On Wednesday, the Supreme Court heard oral argument in Whole Woman’s Health v. Hellerstedt, the case challenging the very popular TRAP laws, designed to shut down abortion clinics with onerous and unnecessary regulations. Ian Millhiser reports that Justice Kennedy, the key vote, seemed very skeptical of those laws.
The liberal justices treated Texas’ arguments in much the same way that Holly Holm treated Ronda Rousey’s head. Justice Ruth Bader Ginsburg pointed out that it makes no sense to require clinics to comply with expensive requirements applied to surgical facilities if those clinics perform no surgeries. Justices Stephen Breyer and Sonia Sotomayor noted that Texas imposed these heavy burdens on abortion clinics, but did not impose them on facilities that perform riskier procedures. Colonoscopies, according to Breyer, are 28 times more likely to result in a complication than an abortion, but they do not need to be performed in an ambulatory surgical center.
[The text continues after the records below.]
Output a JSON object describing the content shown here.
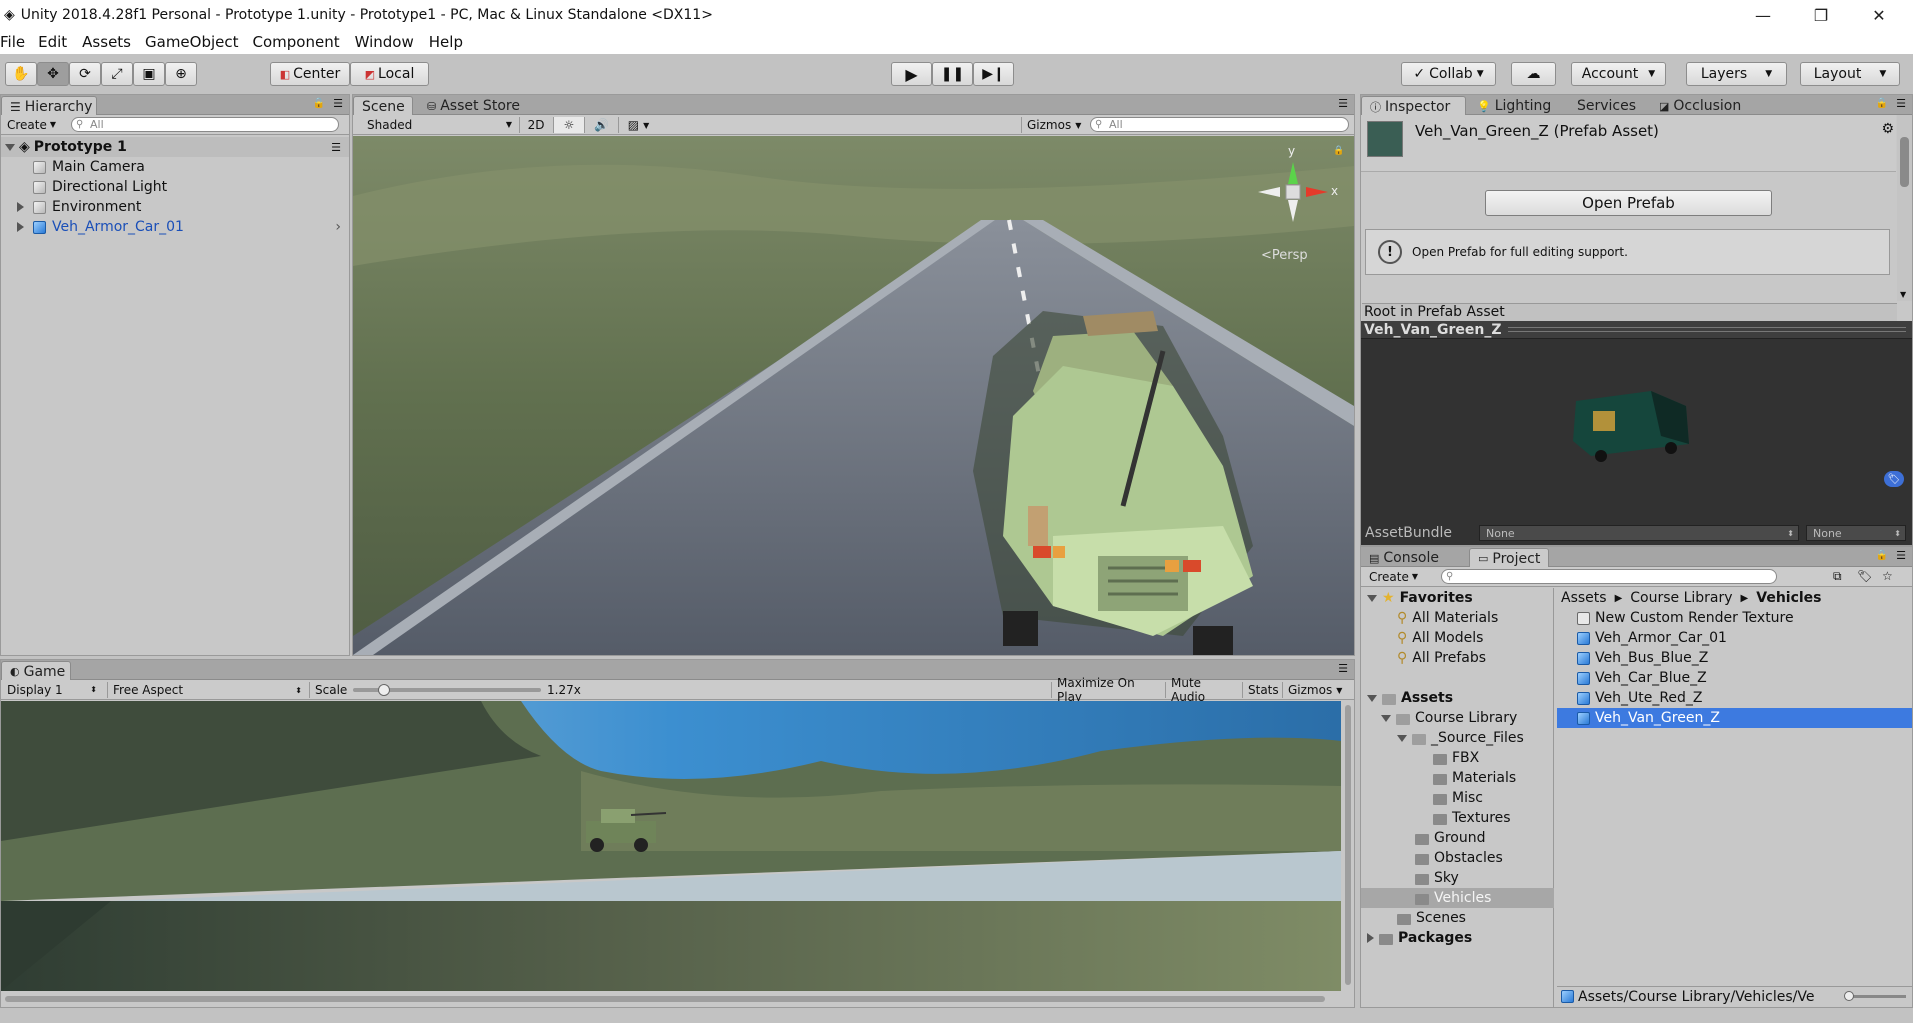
{
  "window": {
    "title": "Unity 2018.4.28f1 Personal - Prototype 1.unity - Prototype1 - PC, Mac & Linux Standalone <DX11>",
    "minimize": "—",
    "restore": "❐",
    "close": "✕"
  },
  "menu": [
    "File",
    "Edit",
    "Assets",
    "GameObject",
    "Component",
    "Window",
    "Help"
  ],
  "toolbar": {
    "center_label": "Center",
    "local_label": "Local",
    "collab_label": "Collab",
    "account_label": "Account",
    "layers_label": "Layers",
    "layout_label": "Layout"
  },
  "hierarchy": {
    "tab": "Hierarchy",
    "create_label": "Create",
    "search_placeholder": "All",
    "scene_name": "Prototype 1",
    "items": [
      {
        "label": "Main Camera"
      },
      {
        "label": "Directional Light"
      },
      {
        "label": "Environment"
      },
      {
        "label": "Veh_Armor_Car_01"
      }
    ]
  },
  "scene": {
    "tab": "Scene",
    "asset_store_tab": "Asset Store",
    "shading": "Shaded",
    "mode_2d": "2D",
    "gizmos": "Gizmos",
    "search_placeholder": "All",
    "persp": "Persp",
    "axis_x": "x",
    "axis_y": "y"
  },
  "game": {
    "tab": "Game",
    "display": "Display 1",
    "aspect": "Free Aspect",
    "scale_label": "Scale",
    "scale_value": "1.27x",
    "scale_fraction": 0.14,
    "maximize": "Maximize On Play",
    "mute": "Mute Audio",
    "stats": "Stats",
    "gizmos": "Gizmos"
  },
  "inspector": {
    "tabs": [
      "Inspector",
      "Lighting",
      "Services",
      "Occlusion"
    ],
    "asset_name": "Veh_Van_Green_Z (Prefab Asset)",
    "open_prefab": "Open Prefab",
    "info_text": "Open Prefab for full editing support.",
    "root_label": "Root in Prefab Asset",
    "preview_title": "Veh_Van_Green_Z",
    "assetbundle_label": "AssetBundle",
    "assetbundle_value": "None",
    "assetbundle_variant": "None"
  },
  "project": {
    "tabs": [
      "Console",
      "Project"
    ],
    "create_label": "Create",
    "favorites": {
      "label": "Favorites",
      "items": [
        "All Materials",
        "All Models",
        "All Prefabs"
      ]
    },
    "tree": {
      "assets": "Assets",
      "course_library": "Course Library",
      "source_files": "_Source_Files",
      "sub": [
        "FBX",
        "Materials",
        "Misc",
        "Textures"
      ],
      "folders": [
        "Ground",
        "Obstacles",
        "Sky",
        "Vehicles"
      ],
      "scenes": "Scenes",
      "packages": "Packages"
    },
    "breadcrumb": [
      "Assets",
      "Course Library",
      "Vehicles"
    ],
    "files": [
      "New Custom Render Texture",
      "Veh_Armor_Car_01",
      "Veh_Bus_Blue_Z",
      "Veh_Car_Blue_Z",
      "Veh_Ute_Red_Z",
      "Veh_Van_Green_Z"
    ],
    "selected_file": "Veh_Van_Green_Z",
    "path": "Assets/Course Library/Vehicles/Ve"
  }
}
Justice Elena Kagan, meanwhile, had one of the simplest and most disarming questions for Keller. After Keller repeatedly claimed that Supreme Court precedent gives Texas the right to treat abortion differently than all other medical procedures, Kagan responded by asking why Texas would make that choice where there are other, more dangerous procedures that go relatively unregulated. The unspoken subtext was that they real reason Texas passed the law was to shut down abortion clinics.The Court’s liberals pressed Keller for what was probably a full ten minutes with these questions, and the Texas attorney had little response other than to note that abortions sometimes result in complications (in reality, such complications are extraordinarily rare). Throughout these exchanges, Justice Scalia’s absence was particularly palpable. The late justice liked to bail out conservative attorneys with softball questions when they got in trouble during an argument. But Scalia was not there to save Keller.
Kennedy was almost completely silent during these one-sided exchanges, although he did chime in with a few questions while Keller was at the podium. At one point, he suggested that Keller’s arguments lead to the conclusion that Texas’s law creates an “undue burden” on the right to obtain an abortion, a conclusion that, under Casey, would require the Court to strike the law down. At another point, Kennedy expressed concern that the law caused many women who would otherwise have medication abortions to instead receive surgical abortions, a shift that “may not be medically wise.”
So that’s the good news for Team Choice. If this case is decided on the merits, it appears very likely that Kennedy will vote to strike down the Texas law.
There’s no doubt at all that these laws are for the sole purpose of closing abortion clinics. The advocates of them admit as much. Millhiser also notes that there’s a good possibility that the court decides not to rule on the merits of the case at this time and remands it back to a lower court for procedural reasons. That would delay things for a couple years. And if no justice is sat by the end of the term, it will probably be reargued once the court has nine justices anyway. But the fact that Kennedy seems skeptical of such laws is very good news and a sign that TRAP laws may not survive whenever the court rules on the merits.